Facing the death of another is to face your own mortality. But what if you came to terms with the fact that you’re going to die? It could really change the way you live. Think about it. How different would today be if you were “okay” with death?

Through conversation, we can get to a certain comfort level with topics that make us squirm or create anxiety. Death – not exactly a topic for casual conversation. Or is it? Let me introduce you to Death Café. A groundbreaking concept when it started in 2011 in London, a Death Café is a pop-up event where people gather to talk about death and have tea and delicious food. No agenda. No conclusion. Just tea, cake and conversation about death – perceptions, attitudes, fears or curiosities.

I stumbled across and was intrigued.
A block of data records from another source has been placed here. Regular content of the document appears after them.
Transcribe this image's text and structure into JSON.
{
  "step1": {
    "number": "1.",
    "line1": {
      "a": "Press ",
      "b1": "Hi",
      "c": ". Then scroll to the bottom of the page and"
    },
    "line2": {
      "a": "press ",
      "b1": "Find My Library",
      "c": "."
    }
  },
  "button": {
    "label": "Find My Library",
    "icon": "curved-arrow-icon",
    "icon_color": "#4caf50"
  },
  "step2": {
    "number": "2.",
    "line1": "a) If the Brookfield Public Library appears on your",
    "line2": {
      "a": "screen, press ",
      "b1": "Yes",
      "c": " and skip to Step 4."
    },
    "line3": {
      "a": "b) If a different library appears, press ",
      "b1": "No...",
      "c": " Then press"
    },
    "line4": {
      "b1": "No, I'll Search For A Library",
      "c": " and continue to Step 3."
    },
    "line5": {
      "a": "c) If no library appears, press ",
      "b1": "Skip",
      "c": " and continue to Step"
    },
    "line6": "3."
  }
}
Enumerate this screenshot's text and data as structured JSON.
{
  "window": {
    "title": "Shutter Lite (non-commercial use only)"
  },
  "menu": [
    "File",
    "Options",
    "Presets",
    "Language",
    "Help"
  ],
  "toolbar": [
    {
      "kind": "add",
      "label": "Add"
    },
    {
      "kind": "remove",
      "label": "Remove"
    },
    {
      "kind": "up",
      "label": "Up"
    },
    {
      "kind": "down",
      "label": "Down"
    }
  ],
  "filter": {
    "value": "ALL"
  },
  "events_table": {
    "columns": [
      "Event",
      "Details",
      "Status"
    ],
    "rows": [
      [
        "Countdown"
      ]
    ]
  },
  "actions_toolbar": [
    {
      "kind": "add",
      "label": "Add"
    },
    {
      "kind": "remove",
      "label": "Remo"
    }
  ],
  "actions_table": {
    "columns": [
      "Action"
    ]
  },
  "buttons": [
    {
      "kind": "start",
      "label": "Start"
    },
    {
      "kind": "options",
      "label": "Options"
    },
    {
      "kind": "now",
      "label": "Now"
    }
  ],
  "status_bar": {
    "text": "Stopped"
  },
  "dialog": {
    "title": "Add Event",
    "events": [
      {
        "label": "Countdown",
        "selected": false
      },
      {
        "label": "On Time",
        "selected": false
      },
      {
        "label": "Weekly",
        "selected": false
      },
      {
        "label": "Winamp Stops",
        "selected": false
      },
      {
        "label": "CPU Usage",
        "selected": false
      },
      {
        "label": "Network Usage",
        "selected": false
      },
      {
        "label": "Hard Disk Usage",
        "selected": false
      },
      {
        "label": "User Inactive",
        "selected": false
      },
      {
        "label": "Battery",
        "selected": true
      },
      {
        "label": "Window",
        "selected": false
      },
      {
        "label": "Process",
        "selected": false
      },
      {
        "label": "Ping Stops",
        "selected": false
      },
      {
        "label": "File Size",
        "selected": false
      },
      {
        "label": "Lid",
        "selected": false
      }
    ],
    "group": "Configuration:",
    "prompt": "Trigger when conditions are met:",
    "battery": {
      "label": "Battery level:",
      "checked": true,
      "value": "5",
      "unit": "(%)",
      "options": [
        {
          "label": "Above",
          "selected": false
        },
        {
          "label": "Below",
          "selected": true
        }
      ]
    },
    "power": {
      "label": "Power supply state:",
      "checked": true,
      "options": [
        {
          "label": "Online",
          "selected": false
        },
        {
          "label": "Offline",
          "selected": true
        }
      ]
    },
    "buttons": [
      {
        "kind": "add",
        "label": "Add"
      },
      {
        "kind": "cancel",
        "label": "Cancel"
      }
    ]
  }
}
Being from northwest Ohio, when I learned about the Columbus, Ohio, Death Café, I made plans to attend the next event. Upon arriving, there was tea. There was cake. And there were many people ranging in age in small groups gathered around three or four tables discussing death. Two hours passed quickly as we rotated table discussions and created new small groups of discussion. At first, the conversations felt tentative; however, they quickly evolved into in-depth and engaging dialogue. I was struck by how much people will share.

When leaving for the night, I sparked up conversation with a few remaining people – the customer survey portion of the event. What appealed to you the most? How many events have you attended? To my surprise, I was chatting with the founder of the Columbus Death Café, Lizzy Miles. Her work as a full-time hospice social worker inspired her interest in Death Café. She found it commonplace for families to be completely unprepared for the thought of their family member dying. Facing a loved one’s decline was overwhelming to them. They never had conversations about end of life. As she mentioned to me, “The more I know, the more I know I don’t know.”

What motivates people to attend a Death Café? Perhaps the need to learn, talk and share about death. Maybe the culture and time are right for more conversations in the public space about end of life. Long before crisis occurs, think about what’s important to you at the end of your life. Seriously, think about this question for yourself: “When I die….” And now go one step further and share your thoughts with your family and friends about what’s important to you when you die.

Talking about death won’t kill you. It’s healthy. It can be healing. It can bring people closer together. Talking about anxiety-provoking topics leads to comfort. And if we’re OK with our own death, knowing that we’ve considered and shared what’s important to us, then how different would today be? It could really change the way you live.